Headquartered at Naval Base Guam, Task Force 75 is the 7th Fleet’s primary expeditionary forces command, “responsible for the planning and execution of maritime security operations, explosive ordnance disposal, diving, engineering and construction, and underwater construction,” according to the statement.

The Navy tradition of change-of-command ceremonies has morphed this year from the all-hands events of pre-pandemic times. Last week, the USS Ronald Reagan turned over its commanders over the ship’s public address system.

Calling in via webcam aboard the command vessel USS Blue Ridge at Yokosuka, 7th Fleet commander Vice Adm. Bill Merz presided over the Task Force 75 ceremony. He told Healy it was a “great time to come to the region” because “there’s so much energy going on with our warfighting concepts,” according to the statement.

“This is the most complex region in the world for a lot of reasons,” Merz said, according to the statement. “There are 35 maritime nations out here that depend on everything we do.”

The task force, established in 2014, is made up of more than 1,000 sailors in Seabee units, riverine squadrons, expeditionary intelligence forces and explosive ordnance technician teams across the Pacific, the Navy said in 2015.

During World War II, about 59,000 Marines and Army infantry landed on Guam to retake the island from Japanese occupiers in July and August 1944. The Coast Guard and Navy were there, too, along with Healy’s grandfathers, he said during the ceremony.

“I take command on Guam under the heavenly eyes of two grandfathers involved in the liberation of the island in 1944,” Healy said, according to the statement. “One of whom brought a very similar capability to what we use here today as part of 41st Special Construction Battalion.”
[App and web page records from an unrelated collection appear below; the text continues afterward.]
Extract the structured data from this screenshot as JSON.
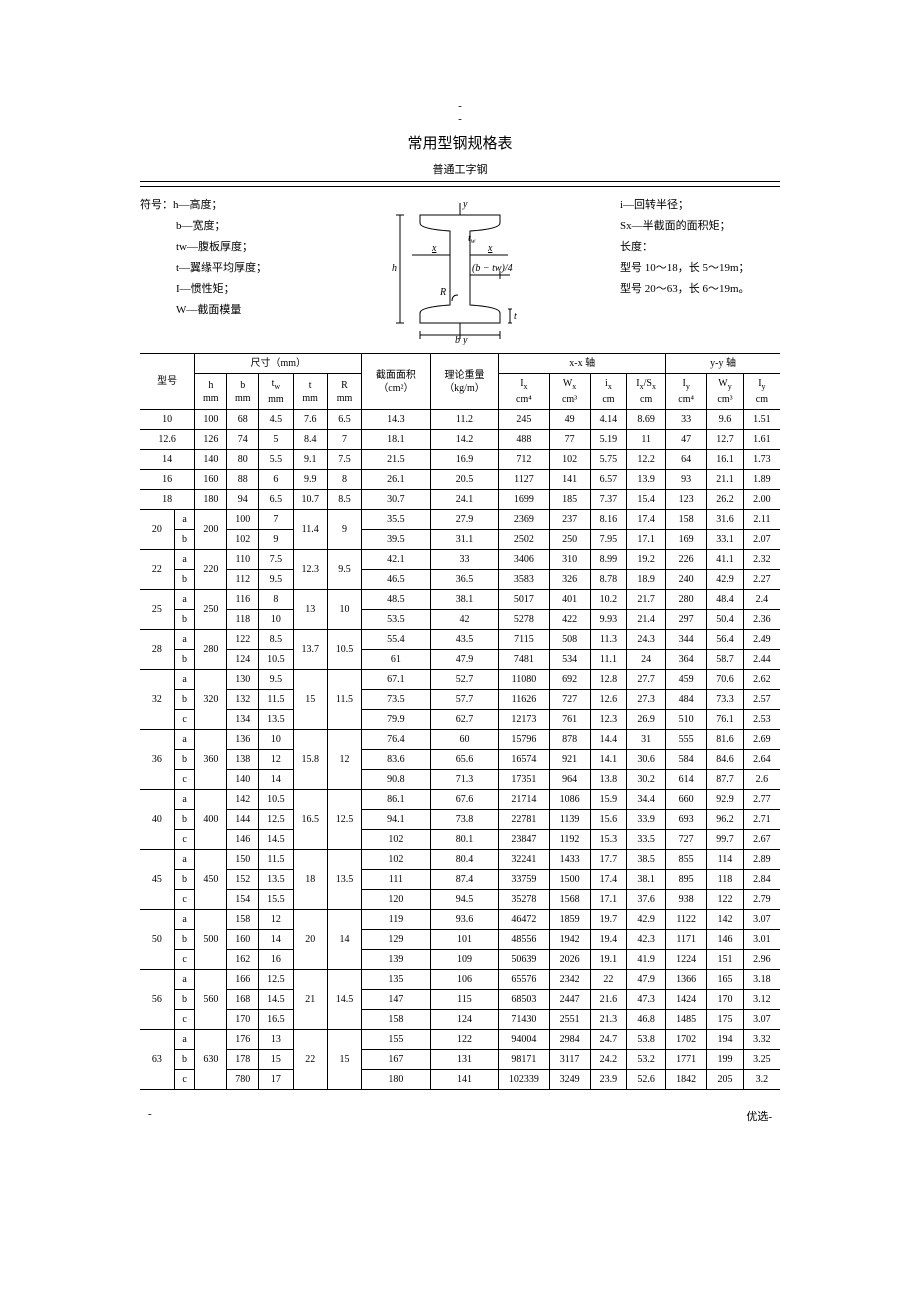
{
  "header": {
    "dash1": "-",
    "dash2": "-",
    "title": "常用型钢规格表",
    "subtitle": "普通工字钢"
  },
  "legend_left": {
    "prefix": "符号：",
    "items": [
      "h—高度；",
      "b—宽度；",
      "tw—腹板厚度；",
      "t—翼缘平均厚度；",
      "I—惯性矩；",
      "W—截面模量"
    ]
  },
  "legend_right": {
    "items": [
      "i—回转半径；",
      "Sx—半截面的面积矩；",
      "长度：",
      "型号 10～18，长 5～19m；",
      "型号 20～63，长 6～19m。"
    ]
  },
  "diagram_labels": {
    "y": "y",
    "x": "x",
    "tw": "tw",
    "h": "h",
    "b": "b",
    "R": "R",
    "btw4": "(b − tw)/4"
  },
  "table": {
    "cap_dim": "尺寸（mm）",
    "cap_type": "型号",
    "cap_area": "截面面积",
    "cap_area_unit": "（cm²）",
    "cap_weight": "理论重量",
    "cap_weight_unit": "（kg/m）",
    "cap_xx": "x-x 轴",
    "cap_yy": "y-y 轴",
    "cols": {
      "h": "h",
      "b": "b",
      "tw": "tw",
      "t": "t",
      "R": "R",
      "Ix": "Ix",
      "Wx": "Wx",
      "ix": "ix",
      "IxSx": "Ix/Sx",
      "Iy": "Iy",
      "Wy": "Wy",
      "iy": "Iy",
      "mm": "mm",
      "cm4": "cm⁴",
      "cm3": "cm³",
      "cm": "cm"
    }
  },
  "rows_simple": [
    {
      "type": "10",
      "h": "100",
      "b": "68",
      "tw": "4.5",
      "t": "7.6",
      "R": "6.5",
      "area": "14.3",
      "wt": "11.2",
      "Ix": "245",
      "Wx": "49",
      "ix": "4.14",
      "IxSx": "8.69",
      "Iy": "33",
      "Wy": "9.6",
      "iy": "1.51"
    },
    {
      "type": "12.6",
      "h": "126",
      "b": "74",
      "tw": "5",
      "t": "8.4",
      "R": "7",
      "area": "18.1",
      "wt": "14.2",
      "Ix": "488",
      "Wx": "77",
      "ix": "5.19",
      "IxSx": "11",
      "Iy": "47",
      "Wy": "12.7",
      "iy": "1.61"
    },
    {
      "type": "14",
      "h": "140",
      "b": "80",
      "tw": "5.5",
      "t": "9.1",
      "R": "7.5",
      "area": "21.5",
      "wt": "16.9",
      "Ix": "712",
      "Wx": "102",
      "ix": "5.75",
      "IxSx": "12.2",
      "Iy": "64",
      "Wy": "16.1",
      "iy": "1.73"
    },
    {
      "type": "16",
      "h": "160",
      "b": "88",
      "tw": "6",
      "t": "9.9",
      "R": "8",
      "area": "26.1",
      "wt": "20.5",
      "Ix": "1127",
      "Wx": "141",
      "ix": "6.57",
      "IxSx": "13.9",
      "Iy": "93",
      "Wy": "21.1",
      "iy": "1.89"
    },
    {
      "type": "18",
      "h": "180",
      "b": "94",
      "tw": "6.5",
      "t": "10.7",
      "R": "8.5",
      "area": "30.7",
      "wt": "24.1",
      "Ix": "1699",
      "Wx": "185",
      "ix": "7.37",
      "IxSx": "15.4",
      "Iy": "123",
      "Wy": "26.2",
      "iy": "2.00"
    }
  ],
  "rows_ab": [
    {
      "type": "20",
      "h": "200",
      "t": "11.4",
      "R": "9",
      "subs": [
        {
          "k": "a",
          "b": "100",
          "tw": "7",
          "area": "35.5",
          "wt": "27.9",
          "Ix": "2369",
          "Wx": "237",
          "ix": "8.16",
          "IxSx": "17.4",
          "Iy": "158",
          "Wy": "31.6",
          "iy": "2.11"
        },
        {
          "k": "b",
          "b": "102",
          "tw": "9",
          "area": "39.5",
          "wt": "31.1",
          "Ix": "2502",
          "Wx": "250",
          "ix": "7.95",
          "IxSx": "17.1",
          "Iy": "169",
          "Wy": "33.1",
          "iy": "2.07"
        }
      ]
    },
    {
      "type": "22",
      "h": "220",
      "t": "12.3",
      "R": "9.5",
      "subs": [
        {
          "k": "a",
          "b": "110",
          "tw": "7.5",
          "area": "42.1",
          "wt": "33",
          "Ix": "3406",
          "Wx": "310",
          "ix": "8.99",
          "IxSx": "19.2",
          "Iy": "226",
          "Wy": "41.1",
          "iy": "2.32"
        },
        {
          "k": "b",
          "b": "112",
          "tw": "9.5",
          "area": "46.5",
          "wt": "36.5",
          "Ix": "3583",
          "Wx": "326",
          "ix": "8.78",
          "IxSx": "18.9",
          "Iy": "240",
          "Wy": "42.9",
          "iy": "2.27"
        }
      ]
    },
    {
      "type": "25",
      "h": "250",
      "t": "13",
      "R": "10",
      "subs": [
        {
          "k": "a",
          "b": "116",
          "tw": "8",
          "area": "48.5",
          "wt": "38.1",
          "Ix": "5017",
          "Wx": "401",
          "ix": "10.2",
          "IxSx": "21.7",
          "Iy": "280",
          "Wy": "48.4",
          "iy": "2.4"
        },
        {
          "k": "b",
          "b": "118",
          "tw": "10",
          "area": "53.5",
          "wt": "42",
          "Ix": "5278",
          "Wx": "422",
          "ix": "9.93",
          "IxSx": "21.4",
          "Iy": "297",
          "Wy": "50.4",
          "iy": "2.36"
        }
      ]
    },
    {
      "type": "28",
      "h": "280",
      "t": "13.7",
      "R": "10.5",
      "subs": [
        {
          "k": "a",
          "b": "122",
          "tw": "8.5",
          "area": "55.4",
          "wt": "43.5",
          "Ix": "7115",
          "Wx": "508",
          "ix": "11.3",
          "IxSx": "24.3",
          "Iy": "344",
          "Wy": "56.4",
          "iy": "2.49"
        },
        {
          "k": "b",
          "b": "124",
          "tw": "10.5",
          "area": "61",
          "wt": "47.9",
          "Ix": "7481",
          "Wx": "534",
          "ix": "11.1",
          "IxSx": "24",
          "Iy": "364",
          "Wy": "58.7",
          "iy": "2.44"
        }
      ]
    }
  ],
  "rows_abc": [
    {
      "type": "32",
      "h": "320",
      "t": "15",
      "R": "11.5",
      "subs": [
        {
          "k": "a",
          "b": "130",
          "tw": "9.5",
          "area": "67.1",
          "wt": "52.7",
          "Ix": "11080",
          "Wx": "692",
          "ix": "12.8",
          "IxSx": "27.7",
          "Iy": "459",
          "Wy": "70.6",
          "iy": "2.62"
        },
        {
          "k": "b",
          "b": "132",
          "tw": "11.5",
          "area": "73.5",
          "wt": "57.7",
          "Ix": "11626",
          "Wx": "727",
          "ix": "12.6",
          "IxSx": "27.3",
          "Iy": "484",
          "Wy": "73.3",
          "iy": "2.57"
        },
        {
          "k": "c",
          "b": "134",
          "tw": "13.5",
          "area": "79.9",
          "wt": "62.7",
          "Ix": "12173",
          "Wx": "761",
          "ix": "12.3",
          "IxSx": "26.9",
          "Iy": "510",
          "Wy": "76.1",
          "iy": "2.53"
        }
      ]
    },
    {
      "type": "36",
      "h": "360",
      "t": "15.8",
      "R": "12",
      "subs": [
        {
          "k": "a",
          "b": "136",
          "tw": "10",
          "area": "76.4",
          "wt": "60",
          "Ix": "15796",
          "Wx": "878",
          "ix": "14.4",
          "IxSx": "31",
          "Iy": "555",
          "Wy": "81.6",
          "iy": "2.69"
        },
        {
          "k": "b",
          "b": "138",
          "tw": "12",
          "area": "83.6",
          "wt": "65.6",
          "Ix": "16574",
          "Wx": "921",
          "ix": "14.1",
          "IxSx": "30.6",
          "Iy": "584",
          "Wy": "84.6",
          "iy": "2.64"
        },
        {
          "k": "c",
          "b": "140",
          "tw": "14",
          "area": "90.8",
          "wt": "71.3",
          "Ix": "17351",
          "Wx": "964",
          "ix": "13.8",
          "IxSx": "30.2",
          "Iy": "614",
          "Wy": "87.7",
          "iy": "2.6"
        }
      ]
    },
    {
      "type": "40",
      "h": "400",
      "t": "16.5",
      "R": "12.5",
      "subs": [
        {
          "k": "a",
          "b": "142",
          "tw": "10.5",
          "area": "86.1",
          "wt": "67.6",
          "Ix": "21714",
          "Wx": "1086",
          "ix": "15.9",
          "IxSx": "34.4",
          "Iy": "660",
          "Wy": "92.9",
          "iy": "2.77"
        },
        {
          "k": "b",
          "b": "144",
          "tw": "12.5",
          "area": "94.1",
          "wt": "73.8",
          "Ix": "22781",
          "Wx": "1139",
          "ix": "15.6",
          "IxSx": "33.9",
          "Iy": "693",
          "Wy": "96.2",
          "iy": "2.71"
        },
        {
          "k": "c",
          "b": "146",
          "tw": "14.5",
          "area": "102",
          "wt": "80.1",
          "Ix": "23847",
          "Wx": "1192",
          "ix": "15.3",
          "IxSx": "33.5",
          "Iy": "727",
          "Wy": "99.7",
          "iy": "2.67"
        }
      ]
    },
    {
      "type": "45",
      "h": "450",
      "t": "18",
      "R": "13.5",
      "subs": [
        {
          "k": "a",
          "b": "150",
          "tw": "11.5",
          "area": "102",
          "wt": "80.4",
          "Ix": "32241",
          "Wx": "1433",
          "ix": "17.7",
          "IxSx": "38.5",
          "Iy": "855",
          "Wy": "114",
          "iy": "2.89"
        },
        {
          "k": "b",
          "b": "152",
          "tw": "13.5",
          "area": "111",
          "wt": "87.4",
          "Ix": "33759",
          "Wx": "1500",
          "ix": "17.4",
          "IxSx": "38.1",
          "Iy": "895",
          "Wy": "118",
          "iy": "2.84"
        },
        {
          "k": "c",
          "b": "154",
          "tw": "15.5",
          "area": "120",
          "wt": "94.5",
          "Ix": "35278",
          "Wx": "1568",
          "ix": "17.1",
          "IxSx": "37.6",
          "Iy": "938",
          "Wy": "122",
          "iy": "2.79"
        }
      ]
    },
    {
      "type": "50",
      "h": "500",
      "t": "20",
      "R": "14",
      "subs": [
        {
          "k": "a",
          "b": "158",
          "tw": "12",
          "area": "119",
          "wt": "93.6",
          "Ix": "46472",
          "Wx": "1859",
          "ix": "19.7",
          "IxSx": "42.9",
          "Iy": "1122",
          "Wy": "142",
          "iy": "3.07"
        },
        {
          "k": "b",
          "b": "160",
          "tw": "14",
          "area": "129",
          "wt": "101",
          "Ix": "48556",
          "Wx": "1942",
          "ix": "19.4",
          "IxSx": "42.3",
          "Iy": "1171",
          "Wy": "146",
          "iy": "3.01"
        },
        {
          "k": "c",
          "b": "162",
          "tw": "16",
          "area": "139",
          "wt": "109",
          "Ix": "50639",
          "Wx": "2026",
          "ix": "19.1",
          "IxSx": "41.9",
          "Iy": "1224",
          "Wy": "151",
          "iy": "2.96"
        }
      ]
    },
    {
      "type": "56",
      "h": "560",
      "t": "21",
      "R": "14.5",
      "subs": [
        {
          "k": "a",
          "b": "166",
          "tw": "12.5",
          "area": "135",
          "wt": "106",
          "Ix": "65576",
          "Wx": "2342",
          "ix": "22",
          "IxSx": "47.9",
          "Iy": "1366",
          "Wy": "165",
          "iy": "3.18"
        },
        {
          "k": "b",
          "b": "168",
          "tw": "14.5",
          "area": "147",
          "wt": "115",
          "Ix": "68503",
          "Wx": "2447",
          "ix": "21.6",
          "IxSx": "47.3",
          "Iy": "1424",
          "Wy": "170",
          "iy": "3.12"
        },
        {
          "k": "c",
          "b": "170",
          "tw": "16.5",
          "area": "158",
          "wt": "124",
          "Ix": "71430",
          "Wx": "2551",
          "ix": "21.3",
          "IxSx": "46.8",
          "Iy": "1485",
          "Wy": "175",
          "iy": "3.07"
        }
      ]
    },
    {
      "type": "63",
      "h": "630",
      "t": "22",
      "R": "15",
      "subs": [
        {
          "k": "a",
          "b": "176",
          "tw": "13",
          "area": "155",
          "wt": "122",
          "Ix": "94004",
          "Wx": "2984",
          "ix": "24.7",
          "IxSx": "53.8",
          "Iy": "1702",
          "Wy": "194",
          "iy": "3.32"
        },
        {
          "k": "b",
          "b": "178",
          "tw": "15",
          "area": "167",
          "wt": "131",
          "Ix": "98171",
          "Wx": "3117",
          "ix": "24.2",
          "IxSx": "53.2",
          "Iy": "1771",
          "Wy": "199",
          "iy": "3.25"
        },
        {
          "k": "c",
          "b": "780",
          "tw": "17",
          "area": "180",
          "wt": "141",
          "Ix": "102339",
          "Wx": "3249",
          "ix": "23.9",
          "IxSx": "52.6",
          "Iy": "1842",
          "Wy": "205",
          "iy": "3.2"
        }
      ]
    }
  ],
  "footer": {
    "left": "-",
    "right": "优选-"
  }
}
Under Correll’s leadership, the task force’s expeditionary forces conducted operations in more than 25 countries, responded to typhoons Mangkut and Yutu, expanded expeditionary mine countermeasure capabilities and re-postured Seabees — the Navy’s construction battalions — opening multiple new locations and closing less-effective sites throughout the 7th Fleet, according to the Navy.

The task force also supported operations on Guam when the USS Theodore Roosevelt in March diverted there to disembark, test and isolate its 5,000 crew members after a coronavirus outbreak on the ship, according to the statement.

Healy comes to the task force from U.S. Special Operations Command in Washington, D.C., where he served in the Countering Weapons of Mass Destruction Directorate. A native of New Orleans, he is a 1997 graduate of Tulane University. His career specialty is explosive ordnance disposal, according to the task force.

Correll will next serve as commanding officer of Naval Surface Warfare Center, Indian Head Division and the deputy executive manager for the Defense Department’s EOD Technology.

doornbos.caitlin@stripes.com
Twitter: @CaitlinDoornbos